The Revolutionary War and the Quakers

As I rub imaginary elbows with the men and women who fought the Revolutionary War, I am constantly amazed at the variety of people who joined in the conflict. They were ordinary every-day citizens of our country who happened to be living in extraordinary times. Some of the names are well-known–George Washington, Samuel Adams, Alexander Hamilton, Paul Revere–to name a few. While these names are familiar, and there are statues, monuments, and parklands around the country named for them, there were thousands of others who participated in one form or another, but whose heroics are not so well known. Allow me to introduce you to two of them.

 Lydia Darragh, Quaker Pacifist

Alas, no statues exist for Lydia Darragh. Lydia Darragh (LOC (off the internet)) edit 1She was a Quaker woman, living in the Philadelphia area during the war. Born in 1729 in Dublin, Ireland, she emigrated to America around 1756 with her husband, William. He worked as a tutor and she was a midwife. She gave birth to five children in America, and had four others, who died in infancy. Although the family were Quakers, her eldest son, Charles, enlisted with the 2nd Pennsylvania Regiment in the Continental Army. When the British troops took over a house opposite the Darragh home, Lydia began providing her son with information regarding the enemy’s plans, gathered from eavesdropping on conversations.

In October 1777, the British troops occupied Philadelphia, and General Howe took over a large parlor room of the Darragh home for his staff meetings. In December 1777, Lydia was told of a major meeting that would take place that evening, and that she should retire early. She was allowed to remain in her home during the meeting, though, since the Quakers were known to be unsupportive of the war. But the British didn’t take into account she was also a mother.

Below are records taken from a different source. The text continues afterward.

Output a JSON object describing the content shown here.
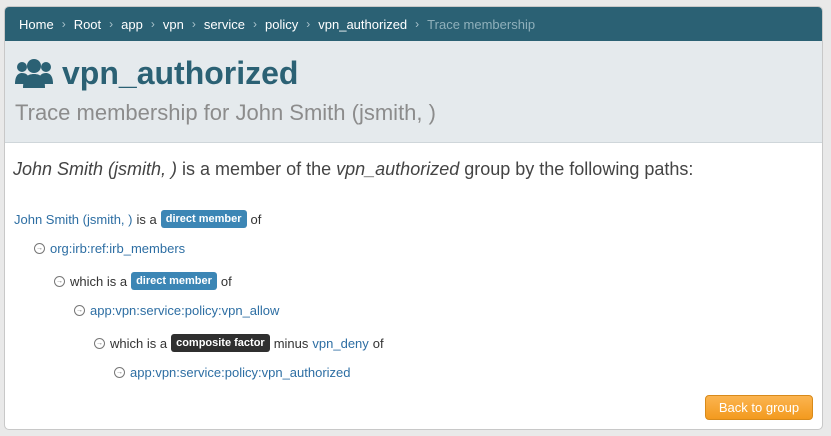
{
  "breadcrumb": {
    "items": [
      "Home",
      "Root",
      "app",
      "vpn",
      "service",
      "policy",
      "vpn_authorized"
    ],
    "current": "Trace membership",
    "separator": "›"
  },
  "header": {
    "title": "vpn_authorized",
    "subtitle": "Trace membership for John Smith (jsmith, )",
    "icon": "users-icon"
  },
  "lead": {
    "member": "John Smith (jsmith, )",
    "middle": " is a member of the ",
    "group": "vpn_authorized",
    "end": " group by the following paths:"
  },
  "paths": {
    "row1": {
      "link": "John Smith (jsmith, )",
      "pre": "is a",
      "badge": "direct member",
      "post": "of"
    },
    "row2": {
      "p1": "org",
      "p2": "irb",
      "p3": "ref",
      "p4": "irb_members",
      "sep": " : "
    },
    "row3": {
      "pre": "which is a",
      "badge": "direct member",
      "post": "of"
    },
    "row4": {
      "p1": "app",
      "p2": "vpn",
      "p3": "service",
      "p4": "policy",
      "p5": "vpn_allow",
      "sep": " : "
    },
    "row5": {
      "pre": "which is a",
      "badge": "composite factor",
      "mid": "minus",
      "link": "vpn_deny",
      "post": "of"
    },
    "row6": {
      "p1": "app",
      "p2": "vpn",
      "p3": "service",
      "p4": "policy",
      "p5": "vpn_authorized",
      "sep": " : "
    }
  },
  "actions": {
    "back_label": "Back to group"
  },
  "colors": {
    "accent": "#2b6174",
    "link": "#2d6ea3",
    "badge_blue": "#3c86b5",
    "badge_dark": "#2f2f2f",
    "button": "#f6a530"
  }
}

Instead of going to sleep, Lydia listened through the door and learned that the British troops were being ordered to leave the city in a few days to make a surprise attack on the Continental Army camped at White Marsh, under the guidance of George Washington. She scurried back to bed when the British disassembled, and had to be roused to follow them out, lock the door and extinguish the candles.

The following day, Lydia was given permission to cross British lines in order to buy some flour. She dropped off her empty bag at the mill and headed to Washington’s camp. She delivered the message about the impending attack on their encampment and returned to the mill for her flour. When the British attempted their attack, the Americans were ready for them, and they were repelled, resulting in a Patriot victory. Even though the British questioned Lydia about the leak in their plans, they did not suspect her of spying, since she was a pacifist.

In 2013, the National Society of the Sons of the American Revolution created the Lydia Darragh Medal, which may be awarded at any time to any lady who works behind the scenes to support the causes of the Sons of the American Revolution.



Martha Bell, North Carolinian Revolutionary War Heroine

Much like Lydia, Martha’s story also evolved around a gristmill.

Martha McFarland was born in 1735 in North Carolina. In 1759, she married a local farmer, John McGee. They had five children together prior to his death. John left the family quite well off, and Martha carried on the family farm business. In 1779, she married William Bell and moved to his home on Deep River, where he owned and operated a gristmill and store. Martha traveled about the county, acting as a midwife and nurse. Mr. Bell became a well-known political figure and spent a great deal of the war away from home, under the protection of the local militia. It was left to Martha to keep the mill and store running profitably, while caring for her family.

British General Charles Cornwallis and his troops, camped out at the gristmill owned by Martha and her husband, following the battle of Guilford Courthouse. Martha and her husband were adamant supporters of the Revolution, and their mill was a gathering place for local patriots. On occasion, the mill stored Continental Army supplies. The British General and his forces confiscated corn to be ground into food for his troops, some of whom were wounded. They stayed at the mill for two days before moving on to his encampment. Bell tended to the wounded while her husband milled the corn, in exchange for the General’s assurance that no harm would come to their property. She told him, ‘Had your lordship said that you intended to burn our mill, I had intended to save you the trouble by burning it myself before you derived much benefit from it; but as you assure me that the mill shall not be burned, and that you will be a protection to me, and to the property about the house, I will make no further objections to your using our mill, and making my house your headquarters.’

Shortly after the British departed, General “Lighthorse” Harry Lee arrived at the mill. He encouraged Mrs. Bell to visit the British camp under the guise of discussing some property damage. She did so, and spied on the British encampment, relaying the details about the number of troops and the supplies back to General Lee.

A monument was erected on the grounds of the Guilford County courthouse National Park to commemorate Mrs. Bell’s contribution to the war effort. Sadly, the remains of the mill are now under Randleman Lake.


Had I lived during the Revolutionary War, I would have been behind the scenes, forging bullets from silverware, dumping tea into the harbor, and doing my part to help free America from tyrannical rule. But since I didn’t live then, it gives me great pleasure to be able to imagine myself there now in my new Revolutionary War series.